Start of Source data

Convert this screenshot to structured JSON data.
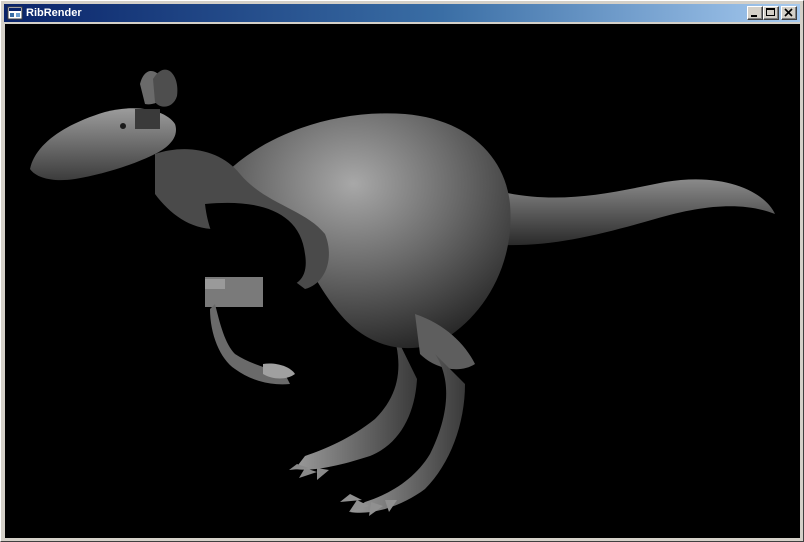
{
  "window": {
    "title": "RibRender",
    "icon": "app-window-icon",
    "controls": {
      "minimize_icon": "minimize-icon",
      "maximize_icon": "maximize-icon",
      "close_icon": "close-icon"
    }
  },
  "render": {
    "background_color": "#000000",
    "subject": "kangaroo-3d-model"
  },
  "colors": {
    "titlebar_start": "#0a246a",
    "titlebar_end": "#a6caf0",
    "frame": "#d4d0c8"
  }
}
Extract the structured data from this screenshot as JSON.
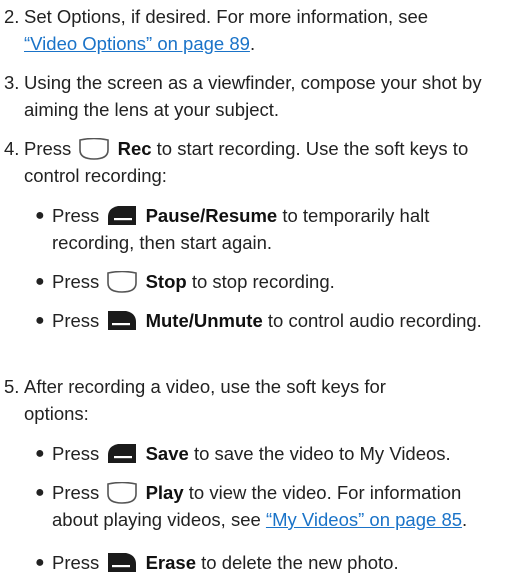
{
  "step2": {
    "num": "2.",
    "text": "Set Options, if desired. For more information, see",
    "link": "“Video Options” on page 89",
    "end": "."
  },
  "step3": {
    "num": "3.",
    "text": "Using the screen as a viewfinder, compose your shot by aiming the lens at your subject."
  },
  "step4": {
    "num": "4.",
    "pre": "Press",
    "key": "Rec",
    "post": "to start recording. Use the soft keys to control recording:"
  },
  "step4_bullets": [
    {
      "pre": "Press",
      "key": "Pause/Resume",
      "post": "to temporarily halt recording, then start again.",
      "icon": "left-softkey-icon"
    },
    {
      "pre": "Press",
      "key": "Stop",
      "post": "to stop recording.",
      "icon": "center-key-icon"
    },
    {
      "pre": "Press",
      "key": "Mute/Unmute",
      "post": "to control audio recording.",
      "icon": "right-softkey-icon"
    }
  ],
  "step5": {
    "num": "5.",
    "text": "After recording a video, use the soft keys for options:"
  },
  "step5_bullets": [
    {
      "pre": "Press",
      "key": "Save",
      "post": "to save the video to My Videos.",
      "icon": "left-softkey-icon"
    },
    {
      "pre": "Press",
      "key": "Play",
      "post": "to view the video. For information about playing videos, see",
      "link": "“My Videos” on page 85",
      "end": ".",
      "icon": "center-key-icon"
    },
    {
      "pre": "Press",
      "key": "Erase",
      "post": "to delete the new photo.",
      "icon": "right-softkey-icon"
    }
  ]
}
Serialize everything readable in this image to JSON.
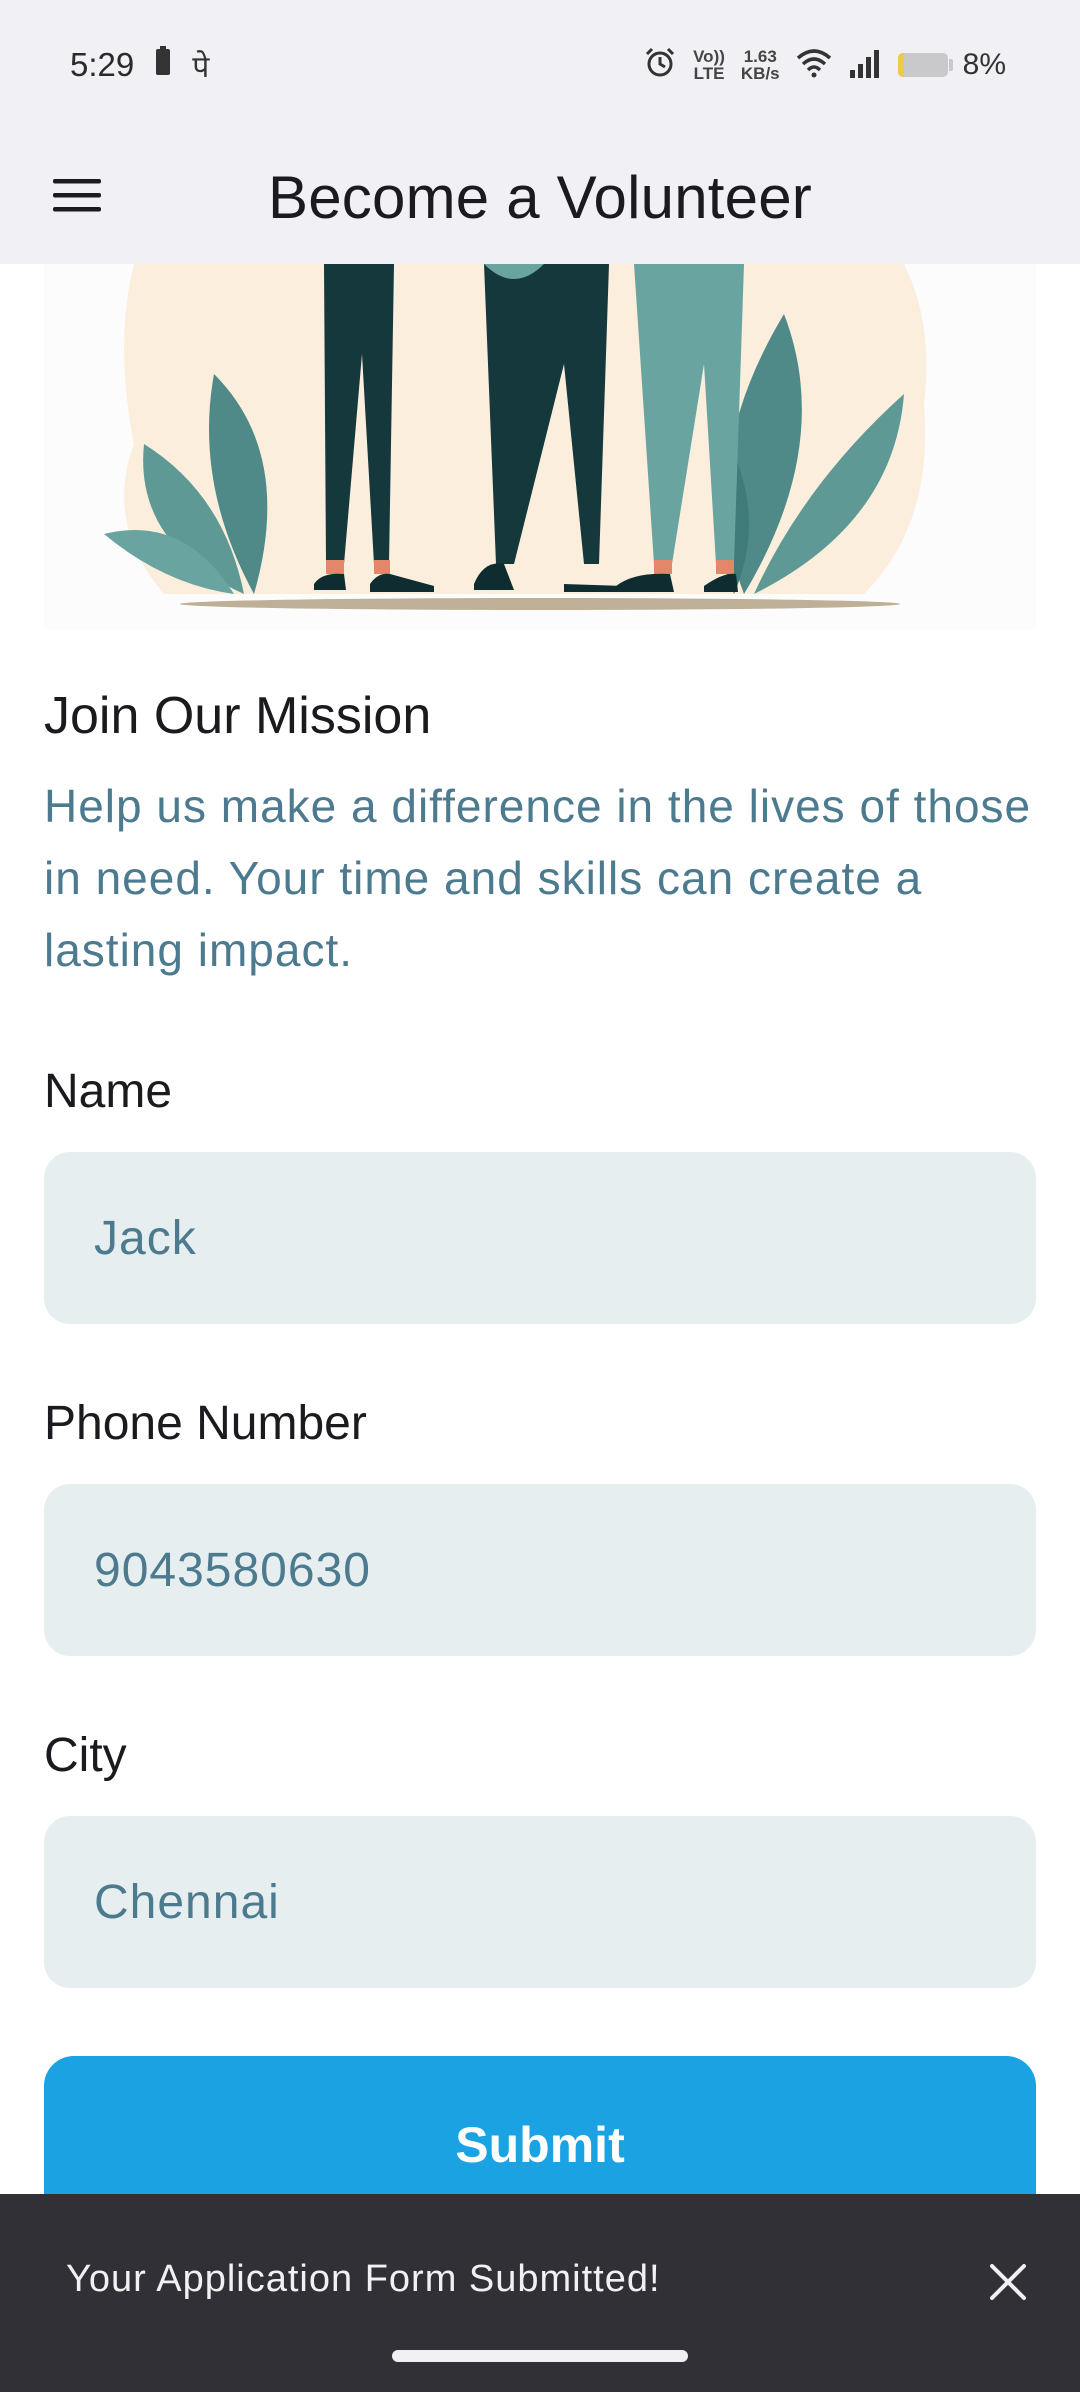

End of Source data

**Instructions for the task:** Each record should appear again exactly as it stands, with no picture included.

**Finished task:**
Convert this screenshot to structured JSON data.
{
  "window": {
    "title": "RibRender",
    "icon": "app-window-icon",
    "controls": {
      "minimize_icon": "minimize-icon",
      "maximize_icon": "maximize-icon",
      "close_icon": "close-icon"
    }
  },
  "render": {
    "background_color": "#000000",
    "subject": "kangaroo-3d-model"
  },
  "colors": {
    "titlebar_start": "#0a246a",
    "titlebar_end": "#a6caf0",
    "frame": "#d4d0c8"
  }
}
Extract the structured data from this screenshot as JSON.
{
  "step2": {
    "num": "2.",
    "text": "Set Options, if desired. For more information, see",
    "link": "“Video Options” on page 89",
    "end": "."
  },
  "step3": {
    "num": "3.",
    "text": "Using the screen as a viewfinder, compose your shot by aiming the lens at your subject."
  },
  "step4": {
    "num": "4.",
    "pre": "Press",
    "key": "Rec",
    "post": "to start recording. Use the soft keys to control recording:"
  },
  "step4_bullets": [
    {
      "pre": "Press",
      "key": "Pause/Resume",
      "post": "to temporarily halt recording, then start again.",
      "icon": "left-softkey-icon"
    },
    {
      "pre": "Press",
      "key": "Stop",
      "post": "to stop recording.",
      "icon": "center-key-icon"
    },
    {
      "pre": "Press",
      "key": "Mute/Unmute",
      "post": "to control audio recording.",
      "icon": "right-softkey-icon"
    }
  ],
  "step5": {
    "num": "5.",
    "text": "After recording a video, use the soft keys for options:"
  },
  "step5_bullets": [
    {
      "pre": "Press",
      "key": "Save",
      "post": "to save the video to My Videos.",
      "icon": "left-softkey-icon"
    },
    {
      "pre": "Press",
      "key": "Play",
      "post": "to view the video. For information about playing videos, see",
      "link": "“My Videos” on page 85",
      "end": ".",
      "icon": "center-key-icon"
    },
    {
      "pre": "Press",
      "key": "Erase",
      "post": "to delete the new photo.",
      "icon": "right-softkey-icon"
    }
  ]
}
Serialize everything readable in this image to JSON.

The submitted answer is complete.